Bassett stays with status quo

BASSETT — Three of Bassett’s 21 citizens attended Monday night’s Thrive Allen County meeting at the home of Joy and Neil Westervelt — percentage-wise, a healthy turnout.
Thrive’s mission to represent the entire county lead to meeting in the Westervelt’s spacious garage, giving an opportunity to hear from residents of the burg immediately south of Iola on old U.S. 169.
Besides the Westervelts, Carol Crawford represented Bassett. The town, incorporated in 1903, is a shadow of its original self when LeHigh Cement employed hundreds of workers. Gone are its churches, grocery store, city park and mansions built for LeHigh executives.
What’s left is privately held land whose owners are content with what is. The city has an annual budget of about $3,000, Crawford said. Its five council members and mayor meet “when needed,” she said, usually on an annual basis to approve the budget.
Maintaining the grass along roadsides is their biggest concern, Crawford said. Unhappy with Allen County maintenance of the grassways, the city recently purchased a Bush Hog to take the responsibility into their own hands.
Maintenance of roads, however, will remain with the county.

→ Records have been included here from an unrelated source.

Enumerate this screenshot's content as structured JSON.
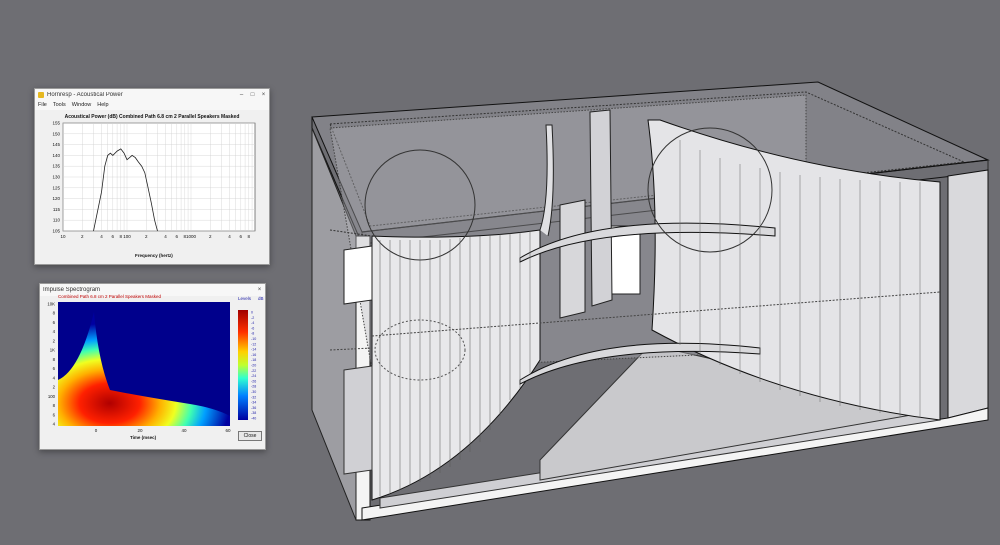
{
  "colors": {
    "desktop": "#6e6e73",
    "accent_red": "#c00000"
  },
  "power_window": {
    "title": "Hornresp - Acoustical Power",
    "menu": [
      "File",
      "Tools",
      "Window",
      "Help"
    ],
    "heading": "Acoustical Power (dB)   Combined   Path 6.8 cm   2 Parallel Speakers   Masked",
    "xlabel": "Frequency (hertz)",
    "y_ticks": [
      "155",
      "150",
      "145",
      "140",
      "135",
      "130",
      "125",
      "120",
      "115",
      "110",
      "105"
    ],
    "x_ticks": [
      "10",
      "2",
      "4",
      "6",
      "8",
      "100",
      "2",
      "4",
      "6",
      "8",
      "1000",
      "2",
      "4",
      "6",
      "8"
    ],
    "chart_data": {
      "type": "line",
      "title": "Acoustical Power (dB)",
      "xlabel": "Frequency (hertz)",
      "ylabel": "",
      "xscale": "log",
      "ylim": [
        105,
        155
      ],
      "xlim": [
        10,
        10000
      ],
      "grid": true,
      "x": [
        30,
        40,
        45,
        50,
        55,
        60,
        70,
        80,
        90,
        100,
        110,
        120,
        135,
        150,
        170,
        190,
        210,
        240,
        270,
        300
      ],
      "y": [
        105,
        123,
        135,
        140,
        141,
        140,
        142,
        143,
        141,
        138,
        139,
        140,
        139,
        137,
        135,
        132,
        126,
        118,
        110,
        105
      ]
    }
  },
  "spectro_window": {
    "title": "Impulse Spectrogram",
    "header_left": "Combined   Path 6.8 cm   2 Parallel Speakers   Masked",
    "legend_unit": "dB",
    "legend_title": "Levels",
    "y_ticks": [
      "10K",
      "8",
      "6",
      "4",
      "2",
      "1K",
      "8",
      "6",
      "4",
      "2",
      "100",
      "8",
      "6",
      "4"
    ],
    "x_ticks": [
      "0",
      "20",
      "40",
      "60"
    ],
    "xlabel": "Time (msec)",
    "close_label": "Close",
    "scale_values": [
      "0",
      "-2",
      "-4",
      "-6",
      "-8",
      "-10",
      "-12",
      "-14",
      "-16",
      "-18",
      "-20",
      "-22",
      "-24",
      "-26",
      "-28",
      "-30",
      "-32",
      "-34",
      "-36",
      "-38",
      "-40"
    ]
  }
}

The boundaries of Bassett extend from Elm Creek to “my driveway,” said Crawford, who lives at 1821 S. State St., and from the perimeter of Gates Manufacturing to the railroad bed on the west. Gates itself is in the city of Iola.